WORK REQUIRED | Type out the listing again, exactly, with every line included.

RECORDS |
- - - - - - -

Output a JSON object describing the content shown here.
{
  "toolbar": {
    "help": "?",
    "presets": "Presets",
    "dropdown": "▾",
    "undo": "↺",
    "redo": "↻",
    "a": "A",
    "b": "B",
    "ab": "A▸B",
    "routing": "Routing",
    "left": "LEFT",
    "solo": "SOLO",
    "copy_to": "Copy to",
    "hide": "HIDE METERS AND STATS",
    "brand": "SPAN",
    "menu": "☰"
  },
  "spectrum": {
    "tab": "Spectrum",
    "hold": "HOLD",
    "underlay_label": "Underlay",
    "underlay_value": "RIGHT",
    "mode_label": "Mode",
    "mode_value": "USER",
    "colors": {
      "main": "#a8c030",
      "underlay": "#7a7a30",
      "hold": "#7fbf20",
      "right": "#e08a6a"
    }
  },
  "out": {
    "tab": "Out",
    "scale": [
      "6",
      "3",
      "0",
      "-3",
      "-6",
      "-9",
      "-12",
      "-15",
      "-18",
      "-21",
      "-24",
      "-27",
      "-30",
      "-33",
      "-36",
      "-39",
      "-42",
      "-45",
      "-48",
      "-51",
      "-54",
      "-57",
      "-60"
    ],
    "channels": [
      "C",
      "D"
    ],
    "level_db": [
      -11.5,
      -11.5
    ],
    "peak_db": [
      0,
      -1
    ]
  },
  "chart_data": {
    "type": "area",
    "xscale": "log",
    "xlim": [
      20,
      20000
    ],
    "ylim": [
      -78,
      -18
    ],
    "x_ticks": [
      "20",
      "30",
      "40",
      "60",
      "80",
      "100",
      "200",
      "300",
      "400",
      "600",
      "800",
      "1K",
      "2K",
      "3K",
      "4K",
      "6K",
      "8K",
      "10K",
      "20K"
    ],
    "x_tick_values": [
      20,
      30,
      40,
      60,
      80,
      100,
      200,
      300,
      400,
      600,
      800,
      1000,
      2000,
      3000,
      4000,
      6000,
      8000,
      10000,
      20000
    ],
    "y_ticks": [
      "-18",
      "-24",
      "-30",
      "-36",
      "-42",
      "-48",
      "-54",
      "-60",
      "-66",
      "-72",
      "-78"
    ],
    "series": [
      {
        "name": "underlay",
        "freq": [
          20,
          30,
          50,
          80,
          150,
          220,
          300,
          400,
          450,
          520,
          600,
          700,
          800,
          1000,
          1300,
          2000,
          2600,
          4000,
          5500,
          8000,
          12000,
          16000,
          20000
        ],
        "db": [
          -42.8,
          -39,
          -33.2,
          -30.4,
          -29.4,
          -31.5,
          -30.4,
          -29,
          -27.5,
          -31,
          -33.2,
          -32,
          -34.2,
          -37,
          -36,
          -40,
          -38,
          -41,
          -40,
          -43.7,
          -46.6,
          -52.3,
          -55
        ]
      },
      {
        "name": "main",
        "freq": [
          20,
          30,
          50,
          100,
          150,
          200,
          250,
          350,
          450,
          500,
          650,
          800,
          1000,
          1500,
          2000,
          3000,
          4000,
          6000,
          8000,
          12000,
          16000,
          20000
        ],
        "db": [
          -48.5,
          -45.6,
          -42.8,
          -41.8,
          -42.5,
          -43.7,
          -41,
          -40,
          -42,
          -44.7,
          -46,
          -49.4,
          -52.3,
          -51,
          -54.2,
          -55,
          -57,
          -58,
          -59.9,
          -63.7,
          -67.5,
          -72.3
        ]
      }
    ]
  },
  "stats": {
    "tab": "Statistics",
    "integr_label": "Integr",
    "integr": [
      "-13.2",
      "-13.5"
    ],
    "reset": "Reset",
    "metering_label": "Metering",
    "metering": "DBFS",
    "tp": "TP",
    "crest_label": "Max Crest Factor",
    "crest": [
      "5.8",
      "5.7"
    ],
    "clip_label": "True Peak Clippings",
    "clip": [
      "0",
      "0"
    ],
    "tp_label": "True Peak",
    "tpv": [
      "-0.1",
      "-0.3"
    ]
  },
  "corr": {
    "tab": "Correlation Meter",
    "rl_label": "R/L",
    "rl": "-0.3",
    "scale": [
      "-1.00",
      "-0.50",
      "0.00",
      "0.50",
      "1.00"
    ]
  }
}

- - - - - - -

ANSWER SECTION |
Output a JSON object describing the content shown here.
{
  "toolbar": {
    "help": "?",
    "presets": "Presets",
    "dropdown": "▾",
    "undo": "↺",
    "redo": "↻",
    "a": "A",
    "b": "B",
    "ab": "A▸B",
    "routing": "Routing",
    "left": "LEFT",
    "solo": "SOLO",
    "copy_to": "Copy to",
    "hide": "HIDE METERS AND STATS",
    "brand": "SPAN",
    "menu": "☰"
  },
  "spectrum": {
    "tab": "Spectrum",
    "hold": "HOLD",
    "underlay_label": "Underlay",
    "underlay_value": "RIGHT",
    "mode_label": "Mode",
    "mode_value": "USER",
    "colors": {
      "main": "#a8c030",
      "underlay": "#7a7a30",
      "hold": "#7fbf20",
      "right": "#e08a6a"
    }
  },
  "out": {
    "tab": "Out",
    "scale": [
      "6",
      "3",
      "0",
      "-3",
      "-6",
      "-9",
      "-12",
      "-15",
      "-18",
      "-21",
      "-24",
      "-27",
      "-30",
      "-33",
      "-36",
      "-39",
      "-42",
      "-45",
      "-48",
      "-51",
      "-54",
      "-57",
      "-60"
    ],
    "channels": [
      "C",
      "D"
    ],
    "level_db": [
      -11.5,
      -11.5
    ],
    "peak_db": [
      0,
      -1
    ]
  },
  "chart_data": {
    "type": "area",
    "xscale": "log",
    "xlim": [
      20,
      20000
    ],
    "ylim": [
      -78,
      -18
    ],
    "x_ticks": [
      "20",
      "30",
      "40",
      "60",
      "80",
      "100",
      "200",
      "300",
      "400",
      "600",
      "800",
      "1K",
      "2K",
      "3K",
      "4K",
      "6K",
      "8K",
      "10K",
      "20K"
    ],
    "x_tick_values": [
      20,
      30,
      40,
      60,
      80,
      100,
      200,
      300,
      400,
      600,
      800,
      1000,
      2000,
      3000,
      4000,
      6000,
      8000,
      10000,
      20000
    ],
    "y_ticks": [
      "-18",
      "-24",
      "-30",
      "-36",
      "-42",
      "-48",
      "-54",
      "-60",
      "-66",
      "-72",
      "-78"
    ],
    "series": [
      {
        "name": "underlay",
        "freq": [
          20,
          30,
          50,
          80,
          150,
          220,
          300,
          400,
          450,
          520,
          600,
          700,
          800,
          1000,
          1300,
          2000,
          2600,
          4000,
          5500,
          8000,
          12000,
          16000,
          20000
        ],
        "db": [
          -42.8,
          -39,
          -33.2,
          -30.4,
          -29.4,
          -31.5,
          -30.4,
          -29,
          -27.5,
          -31,
          -33.2,
          -32,
          -34.2,
          -37,
          -36,
          -40,
          -38,
          -41,
          -40,
          -43.7,
          -46.6,
          -52.3,
          -55
        ]
      },
      {
        "name": "main",
        "freq": [
          20,
          30,
          50,
          100,
          150,
          200,
          250,
          350,
          450,
          500,
          650,
          800,
          1000,
          1500,
          2000,
          3000,
          4000,
          6000,
          8000,
          12000,
          16000,
          20000
        ],
        "db": [
          -48.5,
          -45.6,
          -42.8,
          -41.8,
          -42.5,
          -43.7,
          -41,
          -40,
          -42,
          -44.7,
          -46,
          -49.4,
          -52.3,
          -51,
          -54.2,
          -55,
          -57,
          -58,
          -59.9,
          -63.7,
          -67.5,
          -72.3
        ]
      }
    ]
  },
  "stats": {
    "tab": "Statistics",
    "integr_label": "Integr",
    "integr": [
      "-13.2",
      "-13.5"
    ],
    "reset": "Reset",
    "metering_label": "Metering",
    "metering": "DBFS",
    "tp": "TP",
    "crest_label": "Max Crest Factor",
    "crest": [
      "5.8",
      "5.7"
    ],
    "clip_label": "True Peak Clippings",
    "clip": [
      "0",
      "0"
    ],
    "tp_label": "True Peak",
    "tpv": [
      "-0.1",
      "-0.3"
    ]
  },
  "corr": {
    "tab": "Correlation Meter",
    "rl_label": "R/L",
    "rl": "-0.3",
    "scale": [
      "-1.00",
      "-0.50",
      "0.00",
      "0.50",
      "1.00"
    ]
  }
}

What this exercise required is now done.